May 21, 2022 - 7:15am

Today the World Health Organization (WHO) will hold an emergency meeting to discuss the ongoing monkeypox outbreak. According to initial reports, the meeting will focus on how the virus is spread and vaccination — with talk of repurposing stocks of a smallpox vaccine for close contacts of infected people. Sounds reasonable. And yet the talk about monkeypox is alarmist on both sides of the Covid-19 debate — from those who favour restrictions, and from those who don’t.

Kit Yates, a prominent member of Independent-SAGE, tweeted that we would soon be “hearing the ‘It’s time we learned to live with Monkeypox’ takes” from politicians who have “stopped giving a fuck about public health”.

At the other extreme, Maajid Nawaz claimed that “the global palace coup” will soon see an attempt to bring in new lockdowns, in line with the proposed WHO pandemic treaty — and pointed to Microsoft founder Bill Gates’ prediction in November 2021 that the next pandemic could come from smallpox (to which monkeypox is related).

So should we be worried? Let’s consider monkeypox first.
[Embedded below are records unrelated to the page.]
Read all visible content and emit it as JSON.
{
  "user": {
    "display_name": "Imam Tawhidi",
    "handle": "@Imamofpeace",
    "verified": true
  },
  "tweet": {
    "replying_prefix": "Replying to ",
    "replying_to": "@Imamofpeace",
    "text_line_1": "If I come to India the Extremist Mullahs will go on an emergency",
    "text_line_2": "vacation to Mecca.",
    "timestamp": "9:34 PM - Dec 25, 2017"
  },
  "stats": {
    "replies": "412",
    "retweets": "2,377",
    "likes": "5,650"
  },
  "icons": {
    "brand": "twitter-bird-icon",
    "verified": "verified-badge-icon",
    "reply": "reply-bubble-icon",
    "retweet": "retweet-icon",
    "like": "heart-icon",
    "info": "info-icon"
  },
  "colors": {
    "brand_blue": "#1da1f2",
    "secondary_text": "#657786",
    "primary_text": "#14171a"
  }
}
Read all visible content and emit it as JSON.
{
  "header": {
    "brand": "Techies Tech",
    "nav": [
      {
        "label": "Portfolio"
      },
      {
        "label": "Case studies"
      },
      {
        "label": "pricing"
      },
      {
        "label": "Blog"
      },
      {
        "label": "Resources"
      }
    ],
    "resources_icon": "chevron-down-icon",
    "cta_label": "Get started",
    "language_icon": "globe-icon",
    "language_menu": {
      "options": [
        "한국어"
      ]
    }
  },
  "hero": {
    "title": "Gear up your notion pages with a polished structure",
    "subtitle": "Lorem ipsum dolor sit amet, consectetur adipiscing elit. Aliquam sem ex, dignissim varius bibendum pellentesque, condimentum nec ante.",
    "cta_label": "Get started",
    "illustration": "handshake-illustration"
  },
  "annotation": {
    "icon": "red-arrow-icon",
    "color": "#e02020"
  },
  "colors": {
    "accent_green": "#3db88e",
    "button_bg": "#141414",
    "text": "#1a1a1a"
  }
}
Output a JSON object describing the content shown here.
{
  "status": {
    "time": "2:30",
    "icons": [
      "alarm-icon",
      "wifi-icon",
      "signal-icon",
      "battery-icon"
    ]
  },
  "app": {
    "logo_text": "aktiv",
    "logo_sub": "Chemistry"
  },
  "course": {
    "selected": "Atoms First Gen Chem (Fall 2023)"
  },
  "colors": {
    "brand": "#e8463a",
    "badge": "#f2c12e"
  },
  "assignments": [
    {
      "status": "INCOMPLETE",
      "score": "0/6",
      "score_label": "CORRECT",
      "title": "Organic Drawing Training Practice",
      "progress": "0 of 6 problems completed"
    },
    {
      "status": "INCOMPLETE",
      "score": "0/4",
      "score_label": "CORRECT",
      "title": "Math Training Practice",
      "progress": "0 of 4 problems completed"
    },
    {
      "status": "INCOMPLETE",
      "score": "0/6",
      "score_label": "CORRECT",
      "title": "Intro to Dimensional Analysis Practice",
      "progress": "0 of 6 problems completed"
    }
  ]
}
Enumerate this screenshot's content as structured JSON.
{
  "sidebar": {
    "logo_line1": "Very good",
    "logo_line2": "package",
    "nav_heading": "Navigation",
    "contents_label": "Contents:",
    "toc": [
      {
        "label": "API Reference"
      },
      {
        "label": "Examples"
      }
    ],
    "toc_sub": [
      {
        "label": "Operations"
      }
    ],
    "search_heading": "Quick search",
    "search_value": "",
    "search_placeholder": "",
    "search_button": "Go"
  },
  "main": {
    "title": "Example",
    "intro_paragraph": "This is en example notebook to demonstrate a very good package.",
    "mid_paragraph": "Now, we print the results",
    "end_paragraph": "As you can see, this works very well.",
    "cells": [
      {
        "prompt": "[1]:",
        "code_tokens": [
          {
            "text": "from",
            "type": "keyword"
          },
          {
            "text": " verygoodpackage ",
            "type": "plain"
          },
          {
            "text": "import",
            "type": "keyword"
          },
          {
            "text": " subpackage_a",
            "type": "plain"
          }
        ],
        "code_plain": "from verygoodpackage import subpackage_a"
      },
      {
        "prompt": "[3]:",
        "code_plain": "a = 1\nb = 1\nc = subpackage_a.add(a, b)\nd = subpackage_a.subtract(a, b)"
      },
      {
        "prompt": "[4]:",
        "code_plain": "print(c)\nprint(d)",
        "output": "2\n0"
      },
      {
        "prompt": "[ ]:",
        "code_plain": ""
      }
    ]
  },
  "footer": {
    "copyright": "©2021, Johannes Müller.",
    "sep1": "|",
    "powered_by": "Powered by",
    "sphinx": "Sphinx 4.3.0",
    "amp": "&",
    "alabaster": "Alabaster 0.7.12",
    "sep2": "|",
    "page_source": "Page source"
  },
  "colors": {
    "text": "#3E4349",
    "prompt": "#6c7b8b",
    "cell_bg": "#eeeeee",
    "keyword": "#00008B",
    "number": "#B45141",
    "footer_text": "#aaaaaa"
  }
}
Cases have been detected in the Western world, from Australia to the UK and the US — but in small numbers (a mere 20 cases in the UK). Moreover, unlike Covid-19, this is not a “new virus”. It’s been circulating in equatorial Africa since the 1970s. It can quite often affect people there without causing any alarm elsewhere at all — in 2021, 75 people died of monkeypox in the Democratic Republic of Congo, without any sign that anyone cared or was asking, as the New Scientist did in an alarmist headline yesterday, “Could monkeypox become a pandemic?”

On the other hand, immunity to monkeypox may be waning — as the Institut Pasteur suggested in September 2020. Declining herd immunity to smallpox may also be increasing susceptibility to monkeypox. Still, none of the evidence suggests cause for real alarm. Symptoms are mild among most of those who get infected. Moreover, monkeypox is not highly transmissible: on Wednesday Dr Michael Head, a virologist at Imperial College London explained that close physical contact is required for spread.

What’s alarming is not monkeypox, but the extreme responses on both sides. It looks like yet another wave of media hysteria of the kind all too common since Covid-19 emerged two years ago. Talk of automatic lockdowns for monkeypox are also alarming. This is not likely to be what Bill Gates calls “the next major outbreak”, though some appear to be preparing to treat it that way.

Is the noun “pandemic” only used when a virus offers a moderate threat in rich countries — and to hell with pathogens which afflict low income countries? Today’s WHO meeting can provide the answer. A sane response will douse alarmist talk, and make it clear that this is not “the next major outbreak”. Anything else will only fan the hysterical headlines and make a return to normal — or even partial rationality — ever more distant.

Toby Green is a Professor of History at King’s College, London. The updated edition of his book, The Covid Consensus, co-authored with Thomas Fazi, is published by Hurst.